Italy drew robust demand for its first new 50-year bond in five years after the country cautiously priced the deal during a time when ultra-long term debt has sustained heavy selling pressure.
The deal marks only the second time Italy has offered a new half-century bond as it seeks to lock in favourable borrowing costs to fund a big Covid-19 recovery spending programme.
The offering follows similar issuance by eurozone peers including France and Spain earlier this year. Countries have moved to take advantage of low borrowing costs during a time when rising optimism over the global economic outlook has already begun pushing yields markedly higher.
Floortje Merten, fixed-income strategist at ABN Amro, said Italy’s offering “fits in a trend of long-term issues that we’ve seen in the sovereign space recently, as issuers are locking in low interest rates”.
The new debt came at a yield of 2.2 per cent, or 0.47 percentage points above a 30-year Italian bond. That marked a premium of about 0.04 percentage points above the “fair value” the eurozone issuer would be expected to pay to borrow for five decades, according to analysts at Milan-based UniCredit.
Italy’s careful pricing helped bankers drum up €64bn in orders for the €5bn that was on offer. The country last tapped the older 50-year bond in 2019 after debuting the maturity in 2016.
Bonds maturing well into the future have endured particularly intense selling this year as investors worry that more vigorous economic growth will ultimately prompt a rebound in inflation. Higher price growth is particularly damaging to long-term bonds because it erodes the value of the fixed income streams they provide.
Italy’s current 50-year bond is trading with a yield of 2.06 per cent, from a low below 1.7 per cent in mid-February, signalling a steep fall in the price of the debt.
European governments’ coronavirus spending has led them to tap capital markets at a record pace. The first quarter saw a rush of long-dated issuance as bond syndications, which are run by investment banks, chalked up their highest-ever volume. But the average borrowing costs for these deals remained lower than last year despite the surge in borrowing and the global rise in bond yields led by fears of US inflation.
The European Central Bank’s extensive bond-buying programme has pushed demand into new offerings, where it is easier for investors to secure larger blocks of debt, analysts say.
By mid-February, major EU borrowers had already issued more bonds maturing in 30 years or longer than in all of 2020, according to Imogen Bachra, European rates strategist at NatWest Markets.
Demand for Italian debt has been robust in the primary market this year, in part reflecting investors’ faith in Prime Minister Mario Draghi. The former ECB president, who is widely credited with easing the bloc’s debt crisis a decade ago, became premier in February.
“We know that Mario Draghi is the guy that gets things done,” said Cosimo Marasciulo, head of absolute return at Amundi.

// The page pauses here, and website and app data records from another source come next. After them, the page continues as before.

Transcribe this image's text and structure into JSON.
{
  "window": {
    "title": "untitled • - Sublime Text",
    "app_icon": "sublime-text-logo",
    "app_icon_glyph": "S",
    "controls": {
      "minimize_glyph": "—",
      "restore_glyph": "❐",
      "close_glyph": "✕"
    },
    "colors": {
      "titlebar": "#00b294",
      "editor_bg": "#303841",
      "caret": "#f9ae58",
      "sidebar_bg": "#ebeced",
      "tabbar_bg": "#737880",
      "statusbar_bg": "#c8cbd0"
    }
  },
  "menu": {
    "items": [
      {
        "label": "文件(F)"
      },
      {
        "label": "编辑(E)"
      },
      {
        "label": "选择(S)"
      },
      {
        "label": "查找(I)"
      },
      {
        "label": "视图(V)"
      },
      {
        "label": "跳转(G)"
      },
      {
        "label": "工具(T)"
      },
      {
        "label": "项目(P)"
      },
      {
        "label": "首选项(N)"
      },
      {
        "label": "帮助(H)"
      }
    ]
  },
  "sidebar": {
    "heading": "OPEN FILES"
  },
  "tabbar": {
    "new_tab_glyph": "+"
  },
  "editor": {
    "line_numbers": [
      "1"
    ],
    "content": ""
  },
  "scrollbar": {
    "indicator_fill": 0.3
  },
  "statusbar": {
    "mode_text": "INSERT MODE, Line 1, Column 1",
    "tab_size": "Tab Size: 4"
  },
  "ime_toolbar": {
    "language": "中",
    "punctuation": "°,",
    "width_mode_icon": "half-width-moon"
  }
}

Draghi’s handling of EU recovery funds would be crucial for Italy’s long-term economic prospects, he added.
Draghi last month said he would boost government support for the economy by €32bn to help Italian businesses and workers weather a new round of lockdown measures to contain a third wave of infections.
Marasciulo said the relatively generous pricing for the new bond showed the national treasury was taking a cautious approach to ensure a good reception. “The treasury is not taking a risk,” he said.
A debt sale held days after Draghi was sworn in as prime minister in February drew a record €110bn in orders for a 10-year bond. More than half those orders dropped away as the borrower pushed for better pricing, although the deal still ended heavily oversubscribed.